Frank Bainimarama. Photo by the Foreign and Commonwealth Office via Flickr
Yet Fijians still have their doubts about ditching their current flag, colonial holdover or not. Many worry that alternative flags will stress one aspect of the multi-religious, multi-ethnic nation over another—existing flag proposals seem to trump either Indian, Muslim, or Polynesian heritage. Others complain that the flag, designed in 1970 for the nation’s original flag selection competition by still-living Fijian citizen Tessa McKenzie, now has unique meaning and sentimental value that transcends their colonial history. It’s their symbol now, they say. (Australian and New Zealand flag supporters have said much the same of their own Union Jack-inspired flags as well.)
Beyond these symbolic anxieties, Fijians are also concerned because Bainimarama proposed the changes unilaterally. The Prime Minister was elected just last September, but he first took power in 2006 as the head of a military coup. Once in power, he forced through a series of cosmetic transformations, such as scrapping the Queen’s Birthday as a public holiday and removing her face from the local currency. Opposition parties see the PM’s flag change decree as bypassing parliamentary discussion and as a sign of continued dictatorial tendencies.
All parties involved in Fiji’s flag debate present valid arguments for their points of view. Bainimarama is right that Fiji has very little reason to still attach itself to the Union Jack, a symbol that seems to be moving towards obsolescence in much of the post-colonial world. But his opponents are right that this decision does not rest with one man and must reflect the people’s belief that their flag no longer represents them.

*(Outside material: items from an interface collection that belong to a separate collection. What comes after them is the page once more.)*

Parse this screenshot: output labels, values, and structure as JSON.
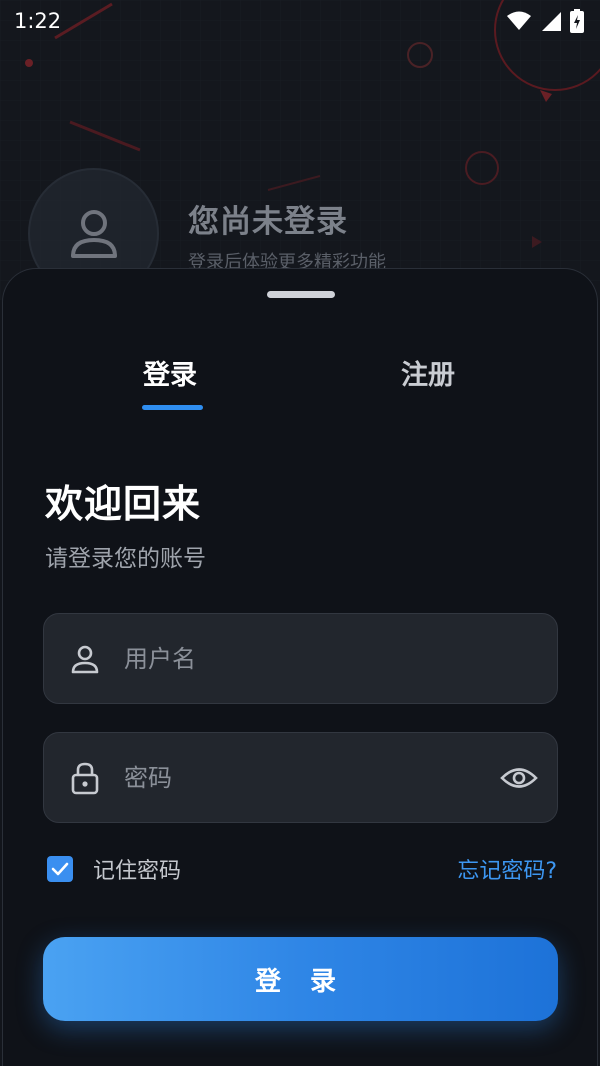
{
  "status_bar": {
    "time": "1:22",
    "icons": [
      "wifi-icon",
      "signal-icon",
      "battery-charging-icon"
    ]
  },
  "profile": {
    "title": "您尚未登录",
    "subtitle": "登录后体验更多精彩功能",
    "avatar_icon": "user-icon"
  },
  "tabs": [
    {
      "label": "登录",
      "active": true
    },
    {
      "label": "注册",
      "active": false
    }
  ],
  "welcome": {
    "title": "欢迎回来",
    "subtitle": "请登录您的账号"
  },
  "form": {
    "username": {
      "placeholder": "用户名",
      "value": "",
      "icon": "user-icon"
    },
    "password": {
      "placeholder": "密码",
      "value": "",
      "icon": "lock-icon",
      "toggle_icon": "eye-icon"
    },
    "remember_me": {
      "label": "记住密码",
      "checked": true
    },
    "forgot_password": "忘记密码?",
    "submit_label": "登 录"
  },
  "colors": {
    "accent": "#2f8ef0",
    "background": "#0f1218",
    "field": "#22262d"
  }
}
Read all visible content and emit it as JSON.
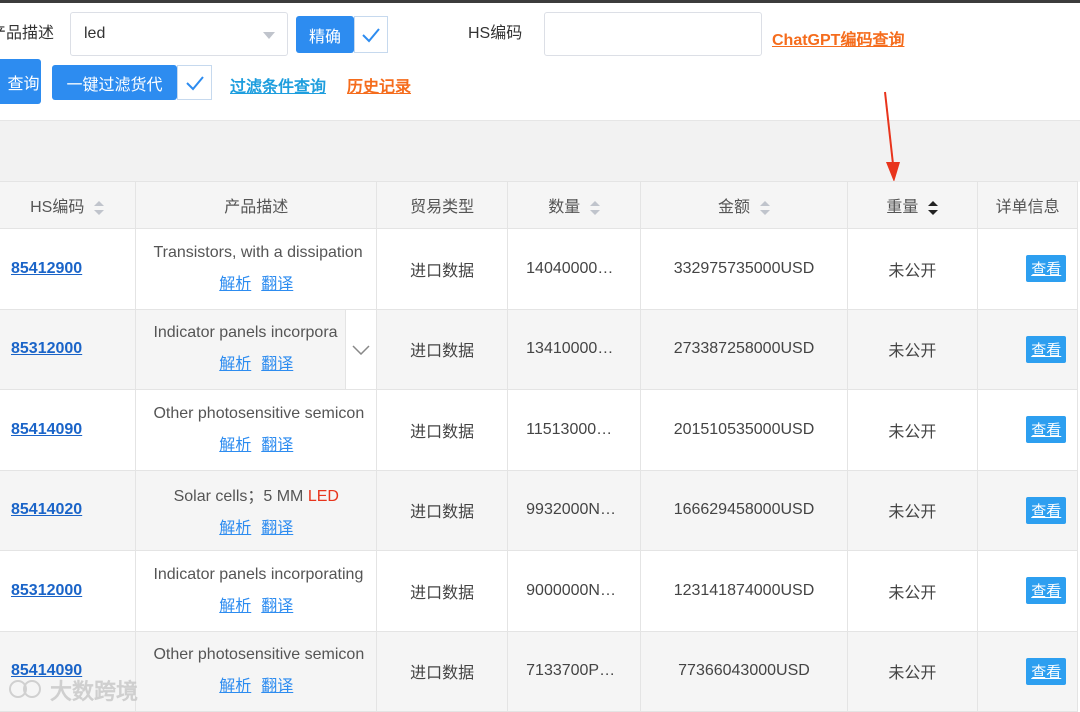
{
  "form": {
    "product_desc_label": "产品描述",
    "product_desc_value": "led",
    "exact_button": "精确",
    "hs_code_label": "HS编码",
    "hs_code_value": "",
    "chatgpt_link": "ChatGPT编码查询",
    "query_button": "查询",
    "filter_forwarder_button": "一键过滤货代",
    "filter_query_link": "过滤条件查询",
    "history_link": "历史记录"
  },
  "table": {
    "columns": [
      "HS编码",
      "产品描述",
      "贸易类型",
      "数量",
      "金额",
      "重量",
      "详单信息"
    ],
    "sorted_column": "重量",
    "rows": [
      {
        "hs": "85412900",
        "desc": "Transistors, with a dissipation",
        "desc_hl": "",
        "trade": "进口数据",
        "qty": "14040000…",
        "amount": "332975735000USD",
        "weight": "未公开",
        "action": "查看",
        "parse": "解析",
        "translate": "翻译"
      },
      {
        "hs": "85312000",
        "desc": "Indicator panels incorpora",
        "desc_hl": "",
        "trade": "进口数据",
        "qty": "13410000…",
        "amount": "273387258000USD",
        "weight": "未公开",
        "action": "查看",
        "parse": "解析",
        "translate": "翻译"
      },
      {
        "hs": "85414090",
        "desc": "Other photosensitive semicon",
        "desc_hl": "",
        "trade": "进口数据",
        "qty": "11513000…",
        "amount": "201510535000USD",
        "weight": "未公开",
        "action": "查看",
        "parse": "解析",
        "translate": "翻译"
      },
      {
        "hs": "85414020",
        "desc": "Solar cells；5 MM ",
        "desc_hl": "LED",
        "trade": "进口数据",
        "qty": "9932000N…",
        "amount": "166629458000USD",
        "weight": "未公开",
        "action": "查看",
        "parse": "解析",
        "translate": "翻译"
      },
      {
        "hs": "85312000",
        "desc": "Indicator panels incorporating",
        "desc_hl": "",
        "trade": "进口数据",
        "qty": "9000000N…",
        "amount": "123141874000USD",
        "weight": "未公开",
        "action": "查看",
        "parse": "解析",
        "translate": "翻译"
      },
      {
        "hs": "85414090",
        "desc": "Other photosensitive semicon",
        "desc_hl": "",
        "trade": "进口数据",
        "qty": "7133700P…",
        "amount": "77366043000USD",
        "weight": "未公开",
        "action": "查看",
        "parse": "解析",
        "translate": "翻译"
      }
    ]
  },
  "watermark": "大数跨境",
  "colors": {
    "primary": "#2d8cf0",
    "orange_link": "#f56c1c",
    "blue_link": "#1e9ede",
    "annotation": "#e8341c"
  }
}
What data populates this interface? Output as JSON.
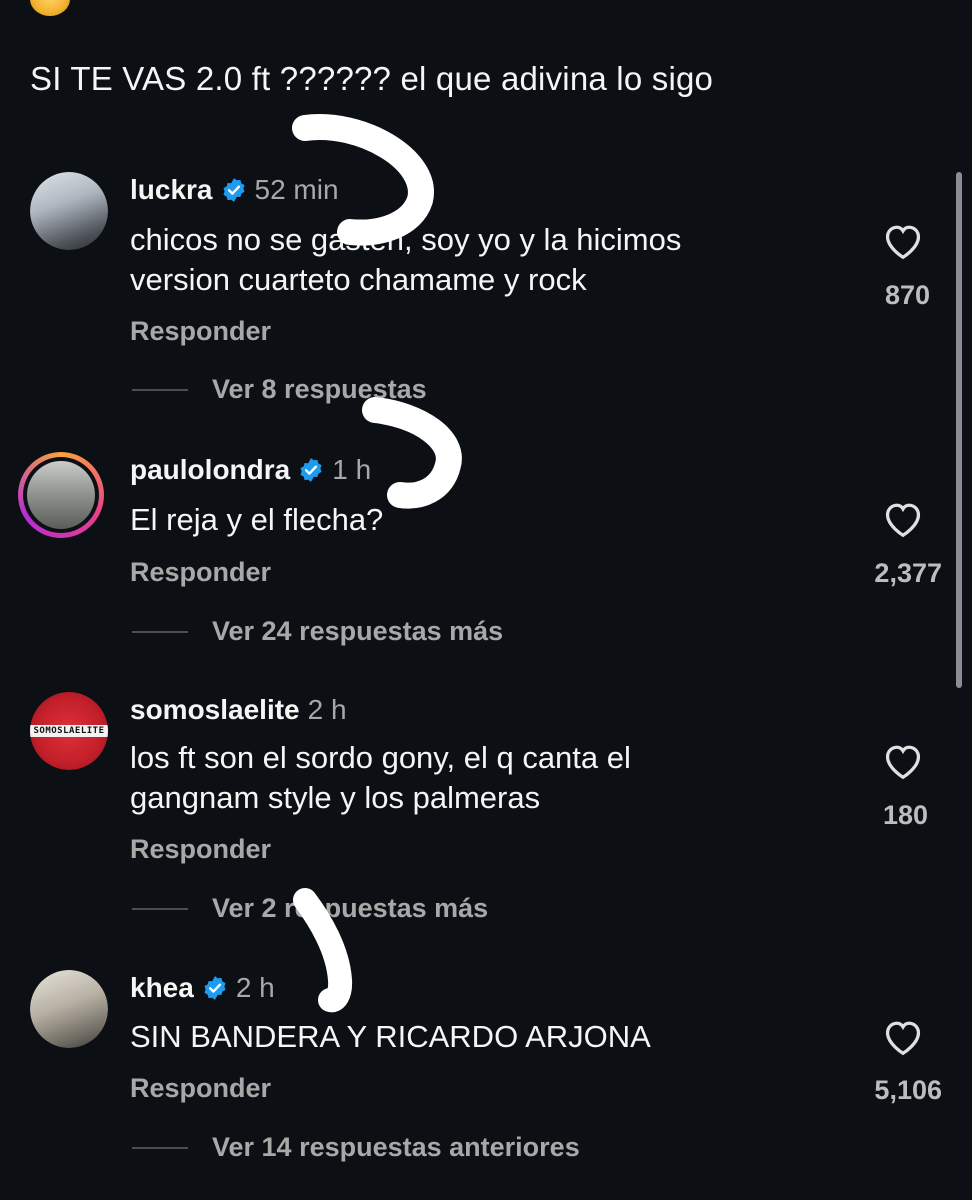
{
  "post": {
    "caption": "SI TE VAS 2.0 ft ?????? el que adivina lo sigo"
  },
  "reply_label": "Responder",
  "comments": [
    {
      "username": "luckra",
      "verified": true,
      "time": "52 min",
      "text": "chicos no se gasten, soy yo y la hicimos\nversion cuarteto chamame y rock",
      "likes": "870",
      "view_replies": "Ver 8 respuestas"
    },
    {
      "username": "paulolondra",
      "verified": true,
      "time": "1 h",
      "text": "El reja y el flecha?",
      "likes": "2,377",
      "view_replies": "Ver 24 respuestas más"
    },
    {
      "username": "somoslaelite",
      "verified": false,
      "avatar_text": "SOMOSLAELITE",
      "time": "2 h",
      "text": "los ft son el sordo gony, el q canta el\ngangnam style y los palmeras",
      "likes": "180",
      "view_replies": "Ver 2 respuestas más"
    },
    {
      "username": "khea",
      "verified": true,
      "time": "2 h",
      "text": "SIN BANDERA Y RICARDO ARJONA",
      "likes": "5,106",
      "view_replies": "Ver 14 respuestas anteriores"
    }
  ],
  "colors": {
    "background": "#0c0f14",
    "text": "#f5f5f5",
    "secondary": "#a8a8a8",
    "verified": "#1d9bf0",
    "annotation": "#ffffff"
  }
}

If all goes as currently planned, the new flag will be unveiled this October 10, Fijian Independence Day.